### Requirement
In full and without alteration, print the records below, minus any images.

### Data to examine
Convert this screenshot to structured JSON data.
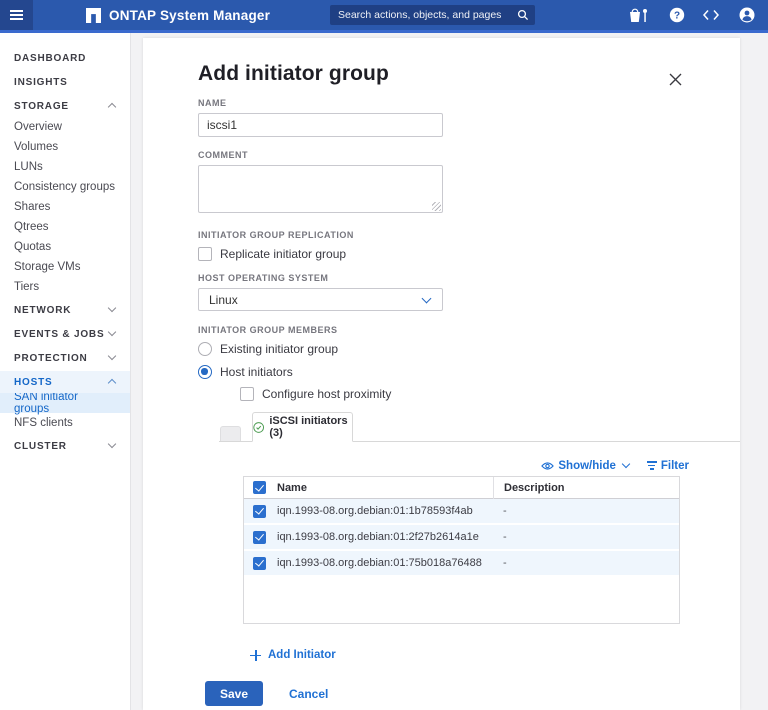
{
  "colors": {
    "header_blue": "#2b59ad",
    "header_dark_blue": "#24478f",
    "search_field_blue": "#1f4084",
    "accent_line_blue": "#3a6ace",
    "accent_blue": "#2569c3",
    "link_blue": "#2071d4",
    "selected_row_blue": "#eff6fd",
    "sidebar_highlight_blue": "#e1eefb",
    "success_green": "#4e9d53"
  },
  "header": {
    "app_title": "ONTAP System Manager",
    "search_placeholder": "Search actions, objects, and pages"
  },
  "sidebar": {
    "dashboard": "DASHBOARD",
    "insights": "INSIGHTS",
    "storage": {
      "label": "STORAGE",
      "items": [
        "Overview",
        "Volumes",
        "LUNs",
        "Consistency groups",
        "Shares",
        "Qtrees",
        "Quotas",
        "Storage VMs",
        "Tiers"
      ]
    },
    "network": "NETWORK",
    "events_jobs": "EVENTS & JOBS",
    "protection": "PROTECTION",
    "hosts": {
      "label": "HOSTS",
      "items": [
        "SAN initiator groups",
        "NFS clients"
      ]
    },
    "cluster": "CLUSTER"
  },
  "dialog": {
    "title": "Add initiator group",
    "fields": {
      "name_label": "NAME",
      "name_value": "iscsi1",
      "comment_label": "COMMENT",
      "replication_label": "INITIATOR GROUP REPLICATION",
      "replicate_checkbox_label": "Replicate initiator group",
      "host_os_label": "HOST OPERATING SYSTEM",
      "host_os_value": "Linux",
      "members_label": "INITIATOR GROUP MEMBERS",
      "existing_group_radio_label": "Existing initiator group",
      "host_initiators_radio_label": "Host initiators",
      "proximity_checkbox_label": "Configure host proximity"
    },
    "initiators_tab": {
      "label": "iSCSI initiators (3)"
    },
    "table_controls": {
      "show_hide_label": "Show/hide",
      "filter_label": "Filter"
    },
    "table": {
      "columns": [
        "Name",
        "Description"
      ],
      "rows": [
        {
          "name": "iqn.1993-08.org.debian:01:1b78593f4ab",
          "description": "-"
        },
        {
          "name": "iqn.1993-08.org.debian:01:2f27b2614a1e",
          "description": "-"
        },
        {
          "name": "iqn.1993-08.org.debian:01:75b018a76488",
          "description": "-"
        }
      ]
    },
    "add_initiator_label": "Add Initiator",
    "save_label": "Save",
    "cancel_label": "Cancel"
  }
}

### Expected answer
Convert this screenshot to structured JSON data.
{
  "colors": {
    "header_blue": "#2b59ad",
    "header_dark_blue": "#24478f",
    "search_field_blue": "#1f4084",
    "accent_line_blue": "#3a6ace",
    "accent_blue": "#2569c3",
    "link_blue": "#2071d4",
    "selected_row_blue": "#eff6fd",
    "sidebar_highlight_blue": "#e1eefb",
    "success_green": "#4e9d53"
  },
  "header": {
    "app_title": "ONTAP System Manager",
    "search_placeholder": "Search actions, objects, and pages"
  },
  "sidebar": {
    "dashboard": "DASHBOARD",
    "insights": "INSIGHTS",
    "storage": {
      "label": "STORAGE",
      "items": [
        "Overview",
        "Volumes",
        "LUNs",
        "Consistency groups",
        "Shares",
        "Qtrees",
        "Quotas",
        "Storage VMs",
        "Tiers"
      ]
    },
    "network": "NETWORK",
    "events_jobs": "EVENTS & JOBS",
    "protection": "PROTECTION",
    "hosts": {
      "label": "HOSTS",
      "items": [
        "SAN initiator groups",
        "NFS clients"
      ]
    },
    "cluster": "CLUSTER"
  },
  "dialog": {
    "title": "Add initiator group",
    "fields": {
      "name_label": "NAME",
      "name_value": "iscsi1",
      "comment_label": "COMMENT",
      "replication_label": "INITIATOR GROUP REPLICATION",
      "replicate_checkbox_label": "Replicate initiator group",
      "host_os_label": "HOST OPERATING SYSTEM",
      "host_os_value": "Linux",
      "members_label": "INITIATOR GROUP MEMBERS",
      "existing_group_radio_label": "Existing initiator group",
      "host_initiators_radio_label": "Host initiators",
      "proximity_checkbox_label": "Configure host proximity"
    },
    "initiators_tab": {
      "label": "iSCSI initiators (3)"
    },
    "table_controls": {
      "show_hide_label": "Show/hide",
      "filter_label": "Filter"
    },
    "table": {
      "columns": [
        "Name",
        "Description"
      ],
      "rows": [
        {
          "name": "iqn.1993-08.org.debian:01:1b78593f4ab",
          "description": "-"
        },
        {
          "name": "iqn.1993-08.org.debian:01:2f27b2614a1e",
          "description": "-"
        },
        {
          "name": "iqn.1993-08.org.debian:01:75b018a76488",
          "description": "-"
        }
      ]
    },
    "add_initiator_label": "Add Initiator",
    "save_label": "Save",
    "cancel_label": "Cancel"
  }
}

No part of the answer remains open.